Brief> Go through the listing beneath this task and return every line that carries the string "Payment".

── Data under study

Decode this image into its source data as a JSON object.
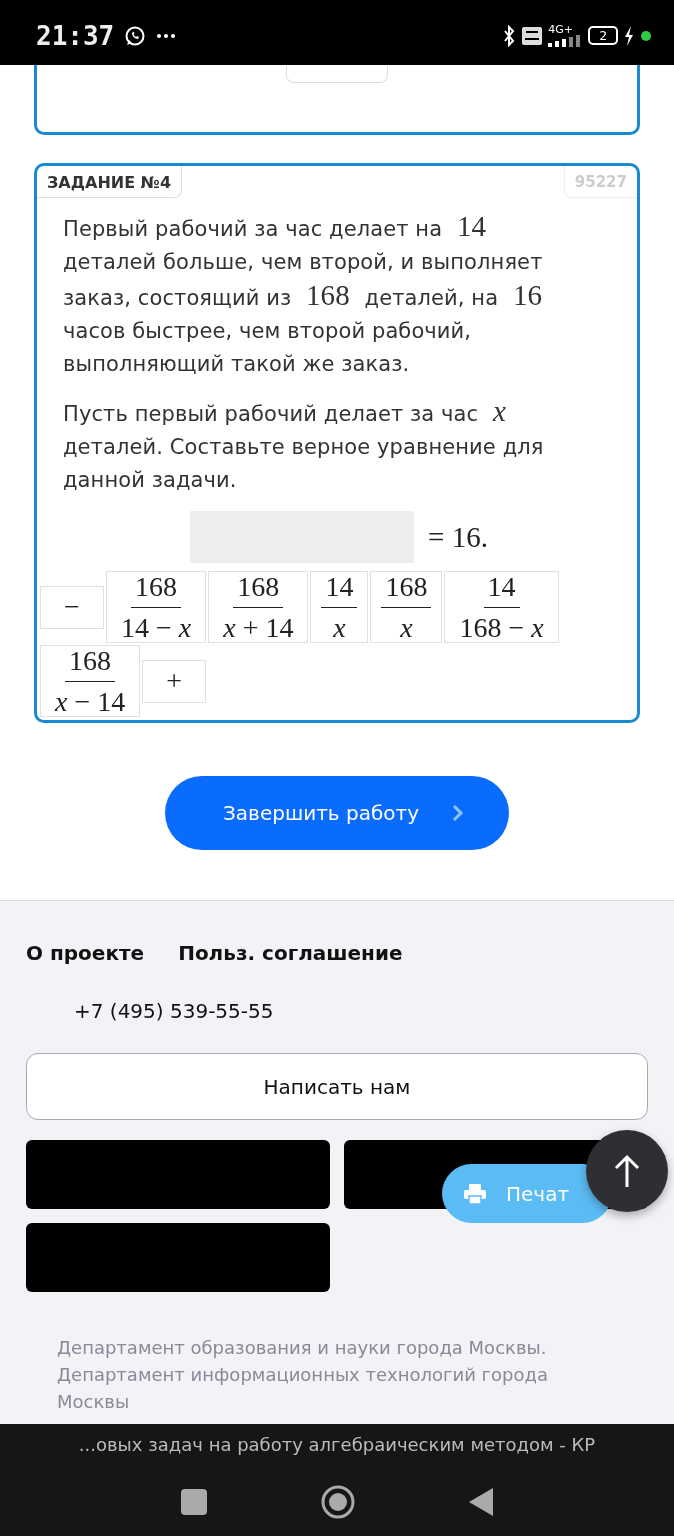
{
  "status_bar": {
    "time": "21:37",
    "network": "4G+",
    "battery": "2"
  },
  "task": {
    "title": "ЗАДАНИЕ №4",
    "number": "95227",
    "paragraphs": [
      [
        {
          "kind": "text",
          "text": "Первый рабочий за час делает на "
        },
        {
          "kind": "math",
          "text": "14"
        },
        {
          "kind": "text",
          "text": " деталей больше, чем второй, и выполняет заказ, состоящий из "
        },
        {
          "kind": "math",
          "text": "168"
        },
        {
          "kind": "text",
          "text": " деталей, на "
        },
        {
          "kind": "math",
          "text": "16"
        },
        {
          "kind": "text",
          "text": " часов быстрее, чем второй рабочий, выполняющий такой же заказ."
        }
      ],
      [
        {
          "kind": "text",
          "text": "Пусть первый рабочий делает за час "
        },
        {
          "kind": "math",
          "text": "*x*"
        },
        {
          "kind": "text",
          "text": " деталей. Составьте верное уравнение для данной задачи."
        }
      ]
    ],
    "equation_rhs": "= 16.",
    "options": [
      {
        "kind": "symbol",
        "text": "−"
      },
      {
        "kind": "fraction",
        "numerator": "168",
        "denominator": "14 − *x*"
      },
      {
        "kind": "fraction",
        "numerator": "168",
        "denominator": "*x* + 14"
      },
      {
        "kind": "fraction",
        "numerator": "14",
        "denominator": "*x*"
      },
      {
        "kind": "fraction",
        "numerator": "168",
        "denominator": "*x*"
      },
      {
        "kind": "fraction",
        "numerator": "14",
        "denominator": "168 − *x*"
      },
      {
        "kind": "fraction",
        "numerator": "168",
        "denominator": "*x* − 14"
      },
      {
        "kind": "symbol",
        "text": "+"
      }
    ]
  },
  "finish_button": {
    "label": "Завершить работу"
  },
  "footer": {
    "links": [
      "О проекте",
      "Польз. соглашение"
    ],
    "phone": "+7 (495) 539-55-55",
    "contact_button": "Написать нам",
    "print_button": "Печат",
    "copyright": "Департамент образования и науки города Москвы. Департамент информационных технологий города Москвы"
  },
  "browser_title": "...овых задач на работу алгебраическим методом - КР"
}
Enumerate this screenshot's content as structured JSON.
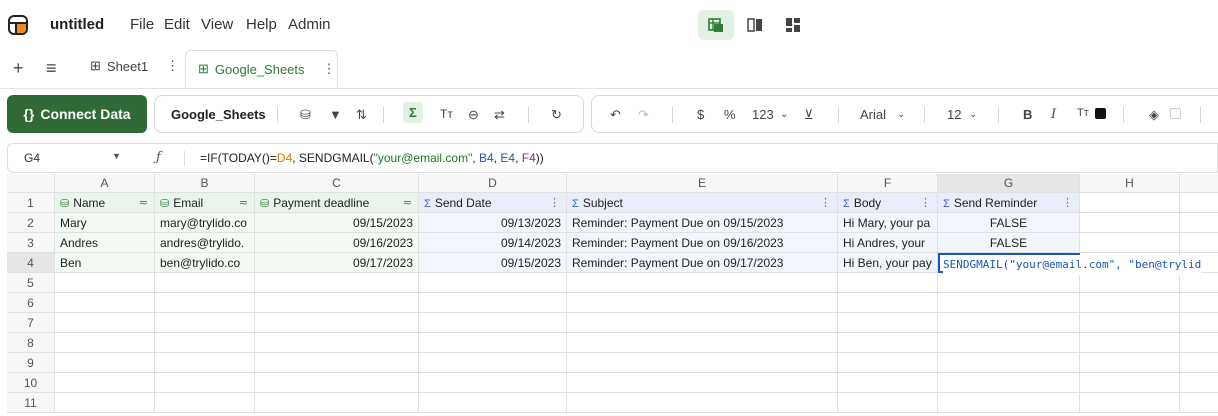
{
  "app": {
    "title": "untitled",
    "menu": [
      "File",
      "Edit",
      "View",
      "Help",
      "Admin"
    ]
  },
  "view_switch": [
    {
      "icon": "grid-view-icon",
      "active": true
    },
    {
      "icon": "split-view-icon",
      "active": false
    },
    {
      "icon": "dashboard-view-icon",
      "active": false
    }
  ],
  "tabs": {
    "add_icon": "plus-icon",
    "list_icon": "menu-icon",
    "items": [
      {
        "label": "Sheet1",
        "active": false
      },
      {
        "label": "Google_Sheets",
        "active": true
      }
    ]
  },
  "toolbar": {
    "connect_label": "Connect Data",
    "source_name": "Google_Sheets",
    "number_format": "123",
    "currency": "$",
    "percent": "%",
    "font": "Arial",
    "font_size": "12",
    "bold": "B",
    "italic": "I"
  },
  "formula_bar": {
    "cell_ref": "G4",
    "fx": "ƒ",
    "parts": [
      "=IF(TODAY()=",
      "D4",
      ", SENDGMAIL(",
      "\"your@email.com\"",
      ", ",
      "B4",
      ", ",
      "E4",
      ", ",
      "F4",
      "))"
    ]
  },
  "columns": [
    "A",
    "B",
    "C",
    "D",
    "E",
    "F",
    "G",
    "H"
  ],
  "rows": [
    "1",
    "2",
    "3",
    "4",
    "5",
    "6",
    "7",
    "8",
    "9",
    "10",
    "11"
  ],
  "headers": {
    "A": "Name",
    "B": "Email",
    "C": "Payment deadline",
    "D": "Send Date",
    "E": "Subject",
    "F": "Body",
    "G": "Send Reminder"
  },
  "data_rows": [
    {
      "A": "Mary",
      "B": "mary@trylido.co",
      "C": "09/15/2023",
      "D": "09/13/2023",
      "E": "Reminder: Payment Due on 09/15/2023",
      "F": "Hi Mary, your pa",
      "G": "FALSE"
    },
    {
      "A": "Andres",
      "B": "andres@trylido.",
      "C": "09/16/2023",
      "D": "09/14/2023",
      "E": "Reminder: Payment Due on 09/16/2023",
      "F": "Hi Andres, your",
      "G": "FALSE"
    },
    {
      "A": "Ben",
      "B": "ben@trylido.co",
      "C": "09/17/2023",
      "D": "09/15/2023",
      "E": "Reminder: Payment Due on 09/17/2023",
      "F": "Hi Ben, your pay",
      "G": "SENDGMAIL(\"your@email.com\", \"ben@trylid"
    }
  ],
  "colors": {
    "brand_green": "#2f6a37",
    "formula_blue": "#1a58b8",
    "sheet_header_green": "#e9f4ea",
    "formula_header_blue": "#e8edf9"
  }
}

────
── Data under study

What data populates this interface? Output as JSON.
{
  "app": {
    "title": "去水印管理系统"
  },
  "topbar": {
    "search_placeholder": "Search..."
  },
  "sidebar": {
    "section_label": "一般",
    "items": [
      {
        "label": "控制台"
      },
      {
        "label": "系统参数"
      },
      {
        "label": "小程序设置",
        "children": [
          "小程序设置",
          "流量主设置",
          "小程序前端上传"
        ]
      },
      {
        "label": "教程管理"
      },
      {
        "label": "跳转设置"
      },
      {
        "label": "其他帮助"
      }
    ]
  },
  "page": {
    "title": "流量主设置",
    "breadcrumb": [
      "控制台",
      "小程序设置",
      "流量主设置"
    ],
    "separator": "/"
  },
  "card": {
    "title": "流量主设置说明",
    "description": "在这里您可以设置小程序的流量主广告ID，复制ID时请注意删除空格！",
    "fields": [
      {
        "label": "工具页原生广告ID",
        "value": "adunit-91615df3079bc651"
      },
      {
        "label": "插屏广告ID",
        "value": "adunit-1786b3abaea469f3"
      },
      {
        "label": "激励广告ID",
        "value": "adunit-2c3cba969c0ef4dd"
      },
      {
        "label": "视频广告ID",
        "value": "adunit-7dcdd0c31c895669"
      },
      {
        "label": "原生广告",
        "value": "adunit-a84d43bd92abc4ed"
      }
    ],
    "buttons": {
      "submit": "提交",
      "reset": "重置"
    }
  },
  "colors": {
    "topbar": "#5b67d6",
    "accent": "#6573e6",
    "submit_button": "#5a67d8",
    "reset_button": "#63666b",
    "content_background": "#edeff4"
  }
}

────

Exercise output>
    "C": "Payment deadline",
      "E": "Reminder: Payment Due on 09/15/2023",
      "E": "Reminder: Payment Due on 09/16/2023",
      "E": "Reminder: Payment Due on 09/17/2023",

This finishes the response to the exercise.